The paradoxes built into this format are far reaching in terms of the painterly opportunities they afford. Tradition dictates that we stare into pictures as if we were staring out of a window; as if the picture plane were a window standing in between us and the world beyond. But what if the picture plane is not a plane but a curved surface and what if it actually recedes from us even as the forms and colours inscribed on it retreat further or conversely – both extremes being achieved by exquisite chromatic contrasts – advance towards us?
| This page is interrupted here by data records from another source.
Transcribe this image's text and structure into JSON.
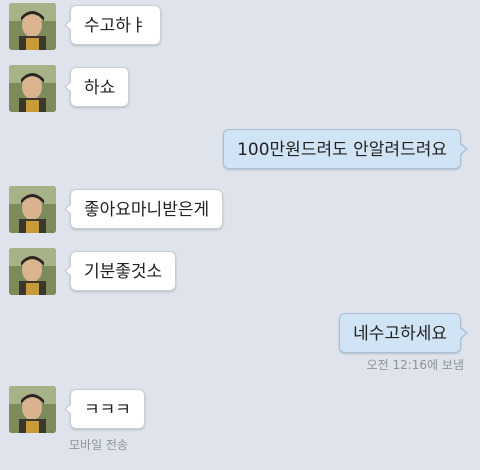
{
  "messages": [
    {
      "side": "in",
      "text": "수고하ㅑ"
    },
    {
      "side": "in",
      "text": "하쇼"
    },
    {
      "side": "out",
      "text": "100만원드려도 안알려드려요"
    },
    {
      "side": "in",
      "text": "좋아요마니받은게"
    },
    {
      "side": "in",
      "text": "기분좋것소"
    },
    {
      "side": "out",
      "text": "네수고하세요",
      "status": "오전 12:16에 보냄"
    },
    {
      "side": "in",
      "text": "ㅋㅋㅋ",
      "status": "모바일 전송"
    }
  ],
  "colors": {
    "background": "#dfe4ec",
    "incoming_bubble": "#ffffff",
    "outgoing_bubble": "#d1e4f5",
    "status_text": "#8c939c"
  },
  "icons": {
    "avatar": "contact-avatar-photo"
  }
}
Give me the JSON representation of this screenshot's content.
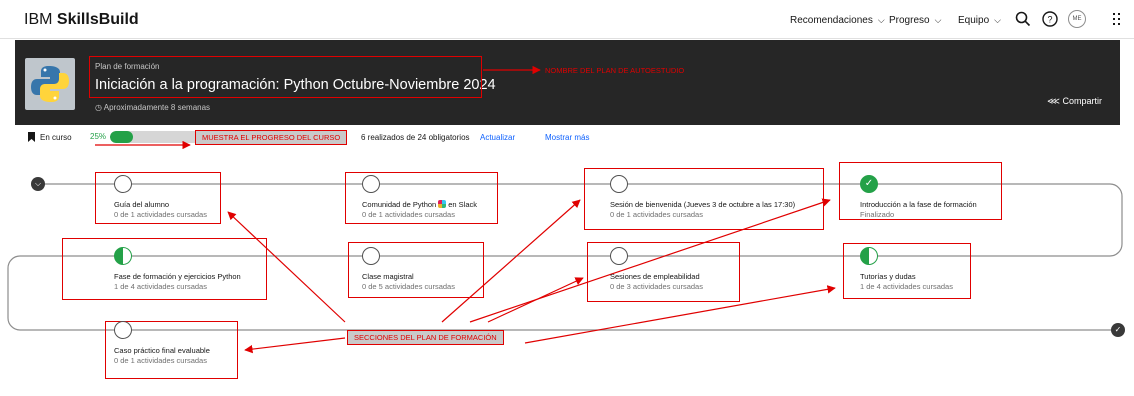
{
  "brand": {
    "prefix": "IBM",
    "name": "SkillsBuild"
  },
  "nav": {
    "items": [
      {
        "label": "Recomendaciones"
      },
      {
        "label": "Progreso"
      },
      {
        "label": "Equipo"
      }
    ],
    "avatar_initials": "ME"
  },
  "hero": {
    "eyebrow": "Plan de formación",
    "title": "Iniciación a la programación: Python Octubre-Noviembre 2024",
    "duration": "Aproximadamente 8 semanas",
    "share_label": "Compartir"
  },
  "progress": {
    "status": "En curso",
    "percent_label": "25%",
    "percent": 25,
    "done_text": "6 realizados de 24 obligatorios",
    "update_link": "Actualizar",
    "more_link": "Mostrar más"
  },
  "annotations": {
    "plan_name": "NOMBRE DEL PLAN DE AUTOESTUDIO",
    "progress": "MUESTRA EL PROGRESO DEL CURSO",
    "sections": "SECCIONES DEL PLAN DE FORMACIÓN"
  },
  "sections": [
    {
      "title": "Guía del alumno",
      "sub": "0 de 1 actividades cursadas",
      "state": "empty"
    },
    {
      "title": "Comunidad de Python",
      "title_suffix": "en Slack",
      "sub": "0 de 1 actividades cursadas",
      "state": "empty"
    },
    {
      "title": "Sesión de bienvenida (Jueves 3 de octubre a las 17:30)",
      "sub": "0 de 1 actividades cursadas",
      "state": "empty"
    },
    {
      "title": "Introducción a la fase de formación",
      "sub": "Finalizado",
      "state": "done"
    },
    {
      "title": "Fase de formación y ejercicios Python",
      "sub": "1 de 4 actividades cursadas",
      "state": "half"
    },
    {
      "title": "Clase magistral",
      "sub": "0 de 5 actividades cursadas",
      "state": "empty"
    },
    {
      "title": "Sesiones de empleabilidad",
      "sub": "0 de 3 actividades cursadas",
      "state": "empty"
    },
    {
      "title": "Tutorías y dudas",
      "sub": "1 de 4 actividades cursadas",
      "state": "half"
    },
    {
      "title": "Caso práctico final evaluable",
      "sub": "0 de 1 actividades cursadas",
      "state": "empty"
    }
  ],
  "colors": {
    "accent_green": "#24a148",
    "annotation_red": "#e00000",
    "hero_bg": "#262626",
    "link_blue": "#0f62fe"
  }
}
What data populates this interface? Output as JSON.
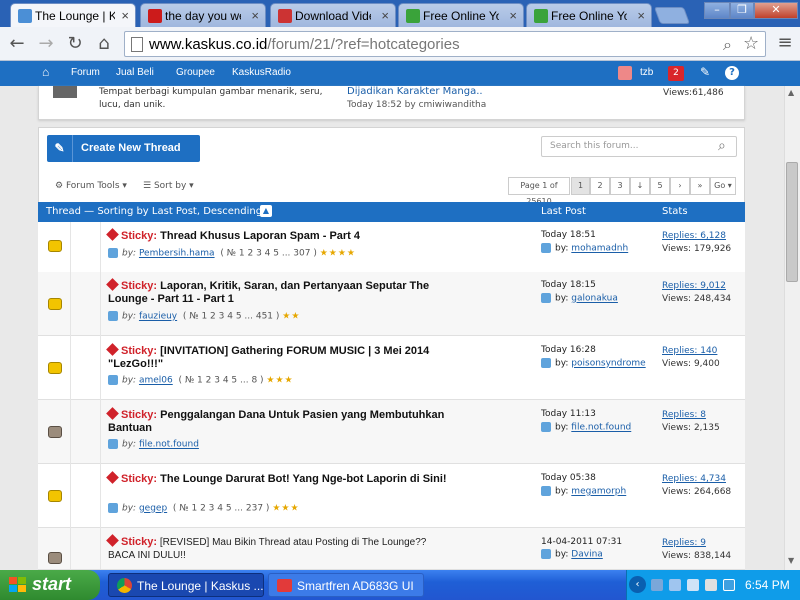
{
  "browser": {
    "tabs": [
      {
        "title": "The Lounge | Kaskus",
        "active": true,
        "favicon_color": "#4b8fd6"
      },
      {
        "title": "the day you went away",
        "active": false,
        "favicon_color": "#cc1b1b"
      },
      {
        "title": "Download Video",
        "active": false,
        "favicon_color": "#cc3333"
      },
      {
        "title": "Free Online YouTube",
        "active": false,
        "favicon_color": "#3aa33a"
      },
      {
        "title": "Free Online YouTube",
        "active": false,
        "favicon_color": "#3aa33a"
      }
    ],
    "url_host": "www.kaskus.co.id",
    "url_path": "/forum/21/?ref=hotcategories"
  },
  "site_nav": {
    "items": [
      "Forum",
      "Jual Beli",
      "Groupee",
      "KaskusRadio"
    ],
    "username": "tzb",
    "notification_count": "2"
  },
  "forum_header": {
    "description": "Tempat berbagi kumpulan gambar menarik, seru, lucu, dan unik.",
    "last_thread_title": "Dijadikan Karakter Manga..",
    "last_thread_meta": "Today 18:52 by cmiwiwanditha",
    "views": "Views:61,486"
  },
  "toolbar": {
    "create_button": "Create New Thread",
    "search_placeholder": "Search this forum...",
    "forum_tools": "Forum Tools",
    "sort_by": "Sort by",
    "page_label": "Page 1 of 25610",
    "pages": [
      "1",
      "2",
      "3",
      "↓",
      "5",
      "›",
      "»"
    ],
    "go_label": "Go"
  },
  "table_header": {
    "thread": "Thread — Sorting by Last Post, Descending",
    "last_post": "Last Post",
    "stats": "Stats"
  },
  "threads": [
    {
      "sticky": "Sticky:",
      "title": "Thread Khusus Laporan Spam - Part 4",
      "by": "by:",
      "author": "Pembersih.hama",
      "pages": "( № 1 2 3 4 5 ... 307 )",
      "stars": "★★★★",
      "last_time": "Today 18:51",
      "last_by": "by:",
      "last_user": "mohamadnh",
      "replies": "Replies: 6,128",
      "views": "Views: 179,926",
      "icon": "yellow"
    },
    {
      "sticky": "Sticky:",
      "title": "Laporan, Kritik, Saran, dan Pertanyaan Seputar The Lounge - Part 11 - Part 1",
      "by": "by:",
      "author": "fauzieuy",
      "pages": "( № 1 2 3 4 5 ... 451 )",
      "stars": "★★",
      "last_time": "Today 18:15",
      "last_by": "by:",
      "last_user": "galonakua",
      "replies": "Replies: 9,012",
      "views": "Views: 248,434",
      "icon": "yellow"
    },
    {
      "sticky": "Sticky:",
      "title": "[INVITATION] Gathering FORUM MUSIC | 3 Mei 2014 \"LezGo!!!\"",
      "by": "by:",
      "author": "amel06",
      "pages": "( № 1 2 3 4 5 ... 8 )",
      "stars": "★★★",
      "last_time": "Today 16:28",
      "last_by": "by:",
      "last_user": "poisonsyndrome",
      "replies": "Replies: 140",
      "views": "Views: 9,400",
      "icon": "yellow"
    },
    {
      "sticky": "Sticky:",
      "title": "Penggalangan Dana Untuk Pasien yang Membutuhkan Bantuan",
      "by": "by:",
      "author": "file.not.found",
      "pages": "",
      "stars": "",
      "last_time": "Today 11:13",
      "last_by": "by:",
      "last_user": "file.not.found",
      "replies": "Replies: 8",
      "views": "Views: 2,135",
      "icon": "grey"
    },
    {
      "sticky": "Sticky:",
      "title": "The Lounge Darurat Bot! Yang Nge-bot Laporin di Sini!",
      "by": "by:",
      "author": "gegep",
      "pages": "( № 1 2 3 4 5 ... 237 )",
      "stars": "★★★",
      "last_time": "Today 05:38",
      "last_by": "by:",
      "last_user": "megamorph",
      "replies": "Replies: 4,734",
      "views": "Views: 264,668",
      "icon": "yellow"
    },
    {
      "sticky": "Sticky:",
      "title": "[REVISED] Mau Bikin Thread atau Posting di The Lounge?? BACA INI DULU!!",
      "by": "",
      "author": "",
      "pages": "",
      "stars": "",
      "last_time": "14-04-2011 07:31",
      "last_by": "by:",
      "last_user": "Davina",
      "replies": "Replies: 9",
      "views": "Views: 838,144",
      "icon": "grey"
    }
  ],
  "taskbar": {
    "start": "start",
    "tasks": [
      "The Lounge | Kaskus ...",
      "Smartfren AD683G UI"
    ],
    "clock": "6:54 PM"
  }
}
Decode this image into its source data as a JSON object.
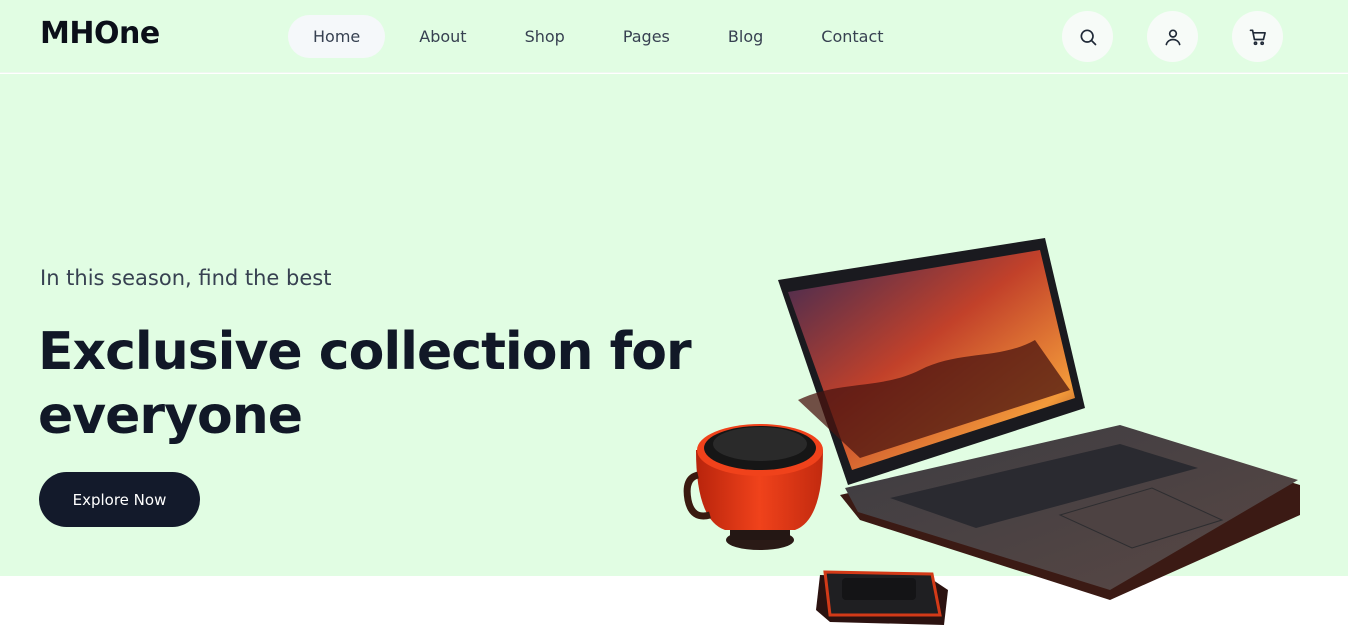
{
  "brand": {
    "logo": "MHOne"
  },
  "nav": {
    "items": [
      {
        "label": "Home",
        "active": true
      },
      {
        "label": "About"
      },
      {
        "label": "Shop"
      },
      {
        "label": "Pages"
      },
      {
        "label": "Blog"
      },
      {
        "label": "Contact"
      }
    ]
  },
  "header_actions": [
    "search-icon",
    "user-icon",
    "cart-icon"
  ],
  "hero": {
    "eyebrow": "In this season, find the best",
    "headline": "Exclusive collection for everyone",
    "cta_label": "Explore Now",
    "image": "laptop-mug-and-powerbank"
  },
  "colors": {
    "hero_bg": "#e1fde3",
    "button_bg": "#131a2b",
    "accent": "#e8431a"
  }
}
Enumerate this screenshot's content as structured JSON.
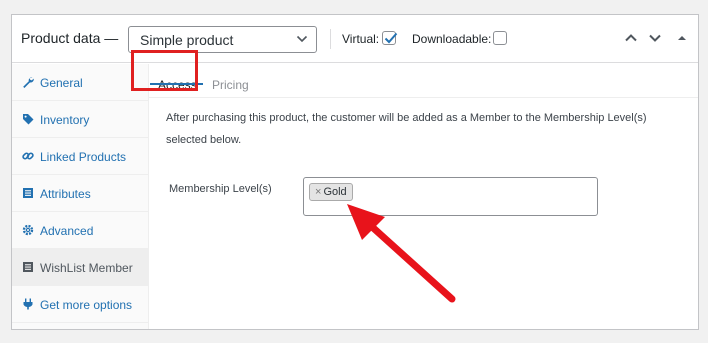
{
  "header": {
    "title": "Product data —",
    "product_type": "Simple product",
    "virtual_label": "Virtual:",
    "virtual_checked": true,
    "downloadable_label": "Downloadable:",
    "downloadable_checked": false
  },
  "sidebar": {
    "items": [
      {
        "label": "General",
        "icon": "wrench-icon"
      },
      {
        "label": "Inventory",
        "icon": "tag-icon"
      },
      {
        "label": "Linked Products",
        "icon": "link-icon"
      },
      {
        "label": "Attributes",
        "icon": "list-icon"
      },
      {
        "label": "Advanced",
        "icon": "gear-icon"
      },
      {
        "label": "WishList Member",
        "icon": "list-icon",
        "active": true
      },
      {
        "label": "Get more options",
        "icon": "plugin-icon"
      }
    ]
  },
  "tabs": [
    {
      "label": "Access",
      "active": true
    },
    {
      "label": "Pricing",
      "active": false
    }
  ],
  "content": {
    "description": "After purchasing this product, the customer will be added as a Member to the Membership Level(s) selected below.",
    "field_label": "Membership Level(s)",
    "selected_tokens": [
      "Gold"
    ],
    "token_remove_glyph": "×"
  },
  "colors": {
    "link_blue": "#2271b1",
    "highlight_red": "#e02020",
    "arrow_red": "#e8131b"
  }
}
What if arch modernist Hans Hoffman’s tried and true theory of “push-pull” was suddenly subjected to the principles of topological elasticity? What if biomorphic blobs and squiggles were reduced to flat emblems, but the ground on which they were affixed was anything but flat? What if color and touch alternated between vivid physicality and breath – taking ephemerality? Like light caught in a drizzling rain running down dusty glass, but where it just so happened that the dust was pure emerald, lapus lazuli or less pure mineral mixes that nonetheless glow like particles spread out over a jewel grinder’s work table. Gorchov’s palette is that rich – in this he is as close to Mughal miniature painters as to Matisse – and his sensitivity to the dual nature of his medium – that the pigments are rock and earth while their liquid vehicles range from watery solvents to golden oils – are that nuanced.
A few words, finally on the forms he favours, or rather the forms that favour his work. Virtually all have the quality one finds in Brancusi’s birds and fish and human heads or hands, and that is the appearance of something utterly unique in execution but compellingly archetypal in its fundamental aspect. Ellsworth Kelly’s shapes often have the same feel to them – Kelly made a pilgrimage to Brancusi in Paris – but he has stayed loyal to the picture plan where Gorchov has sought, and found new dimensions and a new plasticity for painting that only Elizabeth Murray – who was the first to acknowledge the impact his work had on her – has taken as far as Gorchov himself. Of course Brancusi had a relatively small repertoire that he established early in his long career and then honed to fertile, form – engendering imperfection for the remainder of his life. I say “imperfection” because no single iteration of any element in his vocabulary ever quite satisfied him. Again and again Brancusi started over where he had just left off, yet he never repeated himself. Ultimately, each sculpture stands alone and is imbued with the vitality of the shape that seems still in the process of becoming. Gorchov’s shapes are similarly emergent and in flux even as they seem iconic by virtue of their superficial simplicity and their central placement in his paintings. But over time their easy-to-remember configuration and locations reveal themselves to be impossible to remember. And so, in order to regain our grasp of them we must reopen our eyes to them. And as we do, the quasi-animate quivering of Gorchov’s images takes hold and draws the viewer in to visual zones that cannot be mapped but only experienced. Try the memory test with Brancusi. Then try it with Gorchov. In both cases the pleasure that ensues is at once wholly fulfilling in the moment but poignantly elusive in retrospective – but then true pleasure always is.
Robert Storr is the Dean of the Yale School of Art